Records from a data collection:
----

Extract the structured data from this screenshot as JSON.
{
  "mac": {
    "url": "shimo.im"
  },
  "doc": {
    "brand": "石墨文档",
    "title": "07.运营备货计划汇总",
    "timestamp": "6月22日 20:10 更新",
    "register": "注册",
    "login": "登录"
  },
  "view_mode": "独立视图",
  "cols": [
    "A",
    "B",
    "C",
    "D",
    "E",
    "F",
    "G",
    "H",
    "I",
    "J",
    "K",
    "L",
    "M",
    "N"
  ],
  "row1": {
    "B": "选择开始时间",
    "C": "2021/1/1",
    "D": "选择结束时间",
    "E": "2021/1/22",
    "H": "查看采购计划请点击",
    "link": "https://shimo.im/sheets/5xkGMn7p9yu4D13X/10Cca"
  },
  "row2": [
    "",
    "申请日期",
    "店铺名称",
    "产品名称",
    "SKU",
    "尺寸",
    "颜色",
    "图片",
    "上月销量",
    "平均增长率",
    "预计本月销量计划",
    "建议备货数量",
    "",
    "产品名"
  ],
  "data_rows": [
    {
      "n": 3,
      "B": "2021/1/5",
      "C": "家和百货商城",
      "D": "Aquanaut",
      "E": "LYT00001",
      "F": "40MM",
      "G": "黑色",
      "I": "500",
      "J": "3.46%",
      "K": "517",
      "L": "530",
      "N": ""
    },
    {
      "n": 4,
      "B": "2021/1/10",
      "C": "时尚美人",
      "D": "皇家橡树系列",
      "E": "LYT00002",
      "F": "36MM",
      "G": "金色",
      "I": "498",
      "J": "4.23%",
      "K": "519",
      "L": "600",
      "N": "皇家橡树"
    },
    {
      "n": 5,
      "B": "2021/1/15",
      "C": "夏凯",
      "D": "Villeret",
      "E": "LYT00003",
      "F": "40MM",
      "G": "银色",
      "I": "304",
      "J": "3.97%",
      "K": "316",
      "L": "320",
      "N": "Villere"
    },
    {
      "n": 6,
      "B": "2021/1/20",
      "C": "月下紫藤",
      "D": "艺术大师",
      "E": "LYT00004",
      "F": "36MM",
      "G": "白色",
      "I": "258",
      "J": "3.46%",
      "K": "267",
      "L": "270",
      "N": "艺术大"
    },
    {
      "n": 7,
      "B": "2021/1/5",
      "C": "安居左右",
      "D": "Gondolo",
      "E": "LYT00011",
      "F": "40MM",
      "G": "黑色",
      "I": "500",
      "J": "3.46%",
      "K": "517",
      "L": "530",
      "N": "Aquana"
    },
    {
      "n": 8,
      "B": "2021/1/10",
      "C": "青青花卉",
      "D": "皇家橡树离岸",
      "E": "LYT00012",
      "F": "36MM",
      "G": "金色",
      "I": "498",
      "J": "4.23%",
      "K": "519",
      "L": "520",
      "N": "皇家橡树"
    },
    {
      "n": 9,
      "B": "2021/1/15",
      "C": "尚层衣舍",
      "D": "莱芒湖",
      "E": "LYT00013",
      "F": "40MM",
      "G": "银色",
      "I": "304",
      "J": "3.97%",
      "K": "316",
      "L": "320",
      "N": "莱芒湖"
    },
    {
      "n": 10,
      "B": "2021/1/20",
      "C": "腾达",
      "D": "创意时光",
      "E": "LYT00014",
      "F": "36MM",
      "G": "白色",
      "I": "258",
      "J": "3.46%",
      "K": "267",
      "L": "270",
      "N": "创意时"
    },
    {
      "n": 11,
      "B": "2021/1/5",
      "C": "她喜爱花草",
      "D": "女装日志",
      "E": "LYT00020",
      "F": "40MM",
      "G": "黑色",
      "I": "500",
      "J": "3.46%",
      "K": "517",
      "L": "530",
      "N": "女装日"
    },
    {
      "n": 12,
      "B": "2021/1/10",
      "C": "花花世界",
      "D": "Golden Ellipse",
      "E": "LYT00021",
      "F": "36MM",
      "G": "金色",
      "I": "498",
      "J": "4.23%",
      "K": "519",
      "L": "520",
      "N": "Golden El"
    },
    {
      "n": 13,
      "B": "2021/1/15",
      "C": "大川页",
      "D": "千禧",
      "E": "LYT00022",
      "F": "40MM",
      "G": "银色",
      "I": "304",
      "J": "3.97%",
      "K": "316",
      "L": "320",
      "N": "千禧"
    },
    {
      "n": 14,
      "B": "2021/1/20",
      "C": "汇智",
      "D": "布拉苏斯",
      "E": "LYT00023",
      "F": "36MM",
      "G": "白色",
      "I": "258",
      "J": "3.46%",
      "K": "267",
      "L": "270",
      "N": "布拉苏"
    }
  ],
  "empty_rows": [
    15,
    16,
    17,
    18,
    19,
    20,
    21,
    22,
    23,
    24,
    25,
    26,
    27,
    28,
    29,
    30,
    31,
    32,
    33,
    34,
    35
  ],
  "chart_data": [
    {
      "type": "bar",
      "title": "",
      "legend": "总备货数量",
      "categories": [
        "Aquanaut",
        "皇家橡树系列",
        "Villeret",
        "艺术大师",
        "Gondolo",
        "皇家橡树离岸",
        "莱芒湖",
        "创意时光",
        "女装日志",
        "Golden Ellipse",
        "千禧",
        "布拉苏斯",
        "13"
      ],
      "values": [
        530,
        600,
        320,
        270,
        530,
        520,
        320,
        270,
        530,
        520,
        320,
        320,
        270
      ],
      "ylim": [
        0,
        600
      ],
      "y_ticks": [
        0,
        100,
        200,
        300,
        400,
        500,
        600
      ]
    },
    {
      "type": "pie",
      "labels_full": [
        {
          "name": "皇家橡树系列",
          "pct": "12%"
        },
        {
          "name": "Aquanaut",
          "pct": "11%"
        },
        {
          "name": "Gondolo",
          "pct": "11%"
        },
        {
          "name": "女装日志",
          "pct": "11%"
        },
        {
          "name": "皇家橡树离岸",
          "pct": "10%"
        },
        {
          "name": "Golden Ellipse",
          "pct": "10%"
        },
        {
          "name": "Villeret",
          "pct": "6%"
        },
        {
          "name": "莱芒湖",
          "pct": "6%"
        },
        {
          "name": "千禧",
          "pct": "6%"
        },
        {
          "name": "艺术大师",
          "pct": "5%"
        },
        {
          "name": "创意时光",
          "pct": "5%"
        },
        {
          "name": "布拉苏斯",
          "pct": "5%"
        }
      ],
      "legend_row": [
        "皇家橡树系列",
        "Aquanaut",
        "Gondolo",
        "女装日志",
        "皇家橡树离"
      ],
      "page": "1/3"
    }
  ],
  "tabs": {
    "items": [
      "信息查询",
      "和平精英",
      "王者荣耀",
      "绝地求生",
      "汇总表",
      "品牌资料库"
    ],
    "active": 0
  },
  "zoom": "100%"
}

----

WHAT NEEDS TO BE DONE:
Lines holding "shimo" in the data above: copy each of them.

ANSWER SECTION:
    "url": "shimo.im"
    "link": "https://shimo.im/sheets/5xkGMn7p9yu4D13X/10Cca"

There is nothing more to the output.